jumping through hoops
Although we felt good about our decision to leave Emmie in Nairobi for the summer, the last few days before her travel almost made us regret not taking her with us when we departed Kenya. We had left her in great hands, but could not make shipping arrangements several months in advance. Coordinating all the last-minute logistics of our pet’s international travel from across the Atlantic was incredibly stressful, to say the least.
Most disappointingly, the shipping company, which had been recommended by the Embassy and to which we had paid a sizable amount of money, created the biggest headache. Months after inspecting Emmie’s crate and obtaining measurements to certify that it was appropriate for a dog her size, the shippers all of a sudden tried to require an extra trip to the airport to re-certify the crate, and when we balked they asked for numerous photographs instead.
We had expected stringent guidelines from the airline, or the Kenyan export office, or even the EU customs officials. The demands of Bollore, our shipping company, were stricter and at times bordered on the ludicrous. They even made a fuss over the lining for the crate, suggesting items that could pose a choke hazard and were against veterinary advice. Worst of all, these requests tended to come late in the afternoon Kenyan time, so each morning we awoke to an email storm as Emmie’s hosts attempted to respond to one unreasonable request after another.
The tight timeframe for shipping our dog compounded the stress. The airline would not confirm the booking more than ten days prior to departure, which left S in a precarious position, as she wanted to wait until Emmie’s trip was confirmed to purchase her own flight to Bucharest. In the meantime, we learned that the shippers tended to leave pets in their crates once they arrived at the airport, so we hired a dog handler to transport Emmie and stay with her while she awaited her flight. A few days before departure, the dog handler told S that the vehicle he had purchased had not arrived yet; fortunately, he managed to arrange alternative transport.
We also had to scramble to find a second host for our beloved pup for the last week of her stay in Kenya. The health certificate, export permit, and final shipping clearance all had to be obtained no more than 72 hours before departure. Unfortunately, the friends who had taken Emmie in for the summer were juggling out-of-town guests as well as their own pre-departure preparations and could not dedicate the time and energy needed to finalize arrangements. S found Emmie another incredibly generous host back in her old haunts on the Embassy compound where we had lived. She even offered to go into work late to take Emmie to the vet for her health certificate and de-worming when the vet refused to do a house call.
There were a few more last-second hiccups, which we probably should have expected. There was no electricity at the government vet’s office, so it took almost an entire day to obtain the export permit. And there were a few minor inconsistencies with dates on her health records, which required a second visit from an Embassy representative to the vet to correct.
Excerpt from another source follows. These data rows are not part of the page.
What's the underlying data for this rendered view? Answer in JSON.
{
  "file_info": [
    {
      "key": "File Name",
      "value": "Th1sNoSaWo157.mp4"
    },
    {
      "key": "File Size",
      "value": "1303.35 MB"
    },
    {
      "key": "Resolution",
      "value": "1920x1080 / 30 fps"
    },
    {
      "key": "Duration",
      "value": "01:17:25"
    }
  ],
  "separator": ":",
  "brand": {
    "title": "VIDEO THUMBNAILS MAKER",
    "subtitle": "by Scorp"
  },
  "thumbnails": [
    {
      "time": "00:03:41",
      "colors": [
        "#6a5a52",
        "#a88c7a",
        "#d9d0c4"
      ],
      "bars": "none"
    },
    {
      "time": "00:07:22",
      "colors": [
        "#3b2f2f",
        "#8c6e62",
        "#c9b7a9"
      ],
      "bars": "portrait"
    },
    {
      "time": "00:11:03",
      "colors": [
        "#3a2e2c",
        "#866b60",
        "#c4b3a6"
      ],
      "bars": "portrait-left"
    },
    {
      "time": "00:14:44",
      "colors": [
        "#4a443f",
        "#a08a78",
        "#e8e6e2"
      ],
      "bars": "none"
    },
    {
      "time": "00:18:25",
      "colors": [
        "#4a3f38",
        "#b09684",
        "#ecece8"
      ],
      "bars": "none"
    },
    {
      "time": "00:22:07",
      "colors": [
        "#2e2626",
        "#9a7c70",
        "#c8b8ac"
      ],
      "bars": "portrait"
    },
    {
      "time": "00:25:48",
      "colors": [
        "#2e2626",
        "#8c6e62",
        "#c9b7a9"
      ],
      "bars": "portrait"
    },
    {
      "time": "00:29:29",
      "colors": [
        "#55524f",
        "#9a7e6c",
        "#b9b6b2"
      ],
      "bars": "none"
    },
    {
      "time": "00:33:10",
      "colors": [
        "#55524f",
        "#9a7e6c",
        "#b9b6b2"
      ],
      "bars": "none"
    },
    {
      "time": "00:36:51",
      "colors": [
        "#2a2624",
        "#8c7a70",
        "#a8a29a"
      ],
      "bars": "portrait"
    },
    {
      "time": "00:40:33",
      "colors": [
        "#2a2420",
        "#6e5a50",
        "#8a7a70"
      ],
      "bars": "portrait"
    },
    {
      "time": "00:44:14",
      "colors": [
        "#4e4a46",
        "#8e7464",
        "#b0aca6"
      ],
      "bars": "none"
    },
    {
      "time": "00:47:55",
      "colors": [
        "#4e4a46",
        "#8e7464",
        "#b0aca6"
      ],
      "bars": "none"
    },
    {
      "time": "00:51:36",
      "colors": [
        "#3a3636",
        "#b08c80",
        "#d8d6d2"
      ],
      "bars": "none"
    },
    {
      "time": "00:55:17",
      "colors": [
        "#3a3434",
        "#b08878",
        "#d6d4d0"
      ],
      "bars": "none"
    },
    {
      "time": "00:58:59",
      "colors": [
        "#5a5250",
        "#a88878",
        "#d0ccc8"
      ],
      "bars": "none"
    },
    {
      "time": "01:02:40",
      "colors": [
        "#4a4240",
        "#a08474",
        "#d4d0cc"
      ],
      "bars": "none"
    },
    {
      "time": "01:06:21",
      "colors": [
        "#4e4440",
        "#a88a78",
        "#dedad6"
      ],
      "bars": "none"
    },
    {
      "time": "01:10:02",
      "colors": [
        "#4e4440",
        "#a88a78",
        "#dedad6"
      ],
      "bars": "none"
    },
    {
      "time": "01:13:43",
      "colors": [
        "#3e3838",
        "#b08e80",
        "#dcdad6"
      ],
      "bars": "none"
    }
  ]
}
After all was said and done, it seems like a minor miracle that Emmie boarded her flight and, after a brief stay at Schiphol’s “pet hotel,” arrived safely in Bucharest as planned. We’ve learned some lessons in the trials and tribulations of our first doggie relocation but most importantly we confirmed what we already knew: that we have some pretty terrific friends in Nairobi.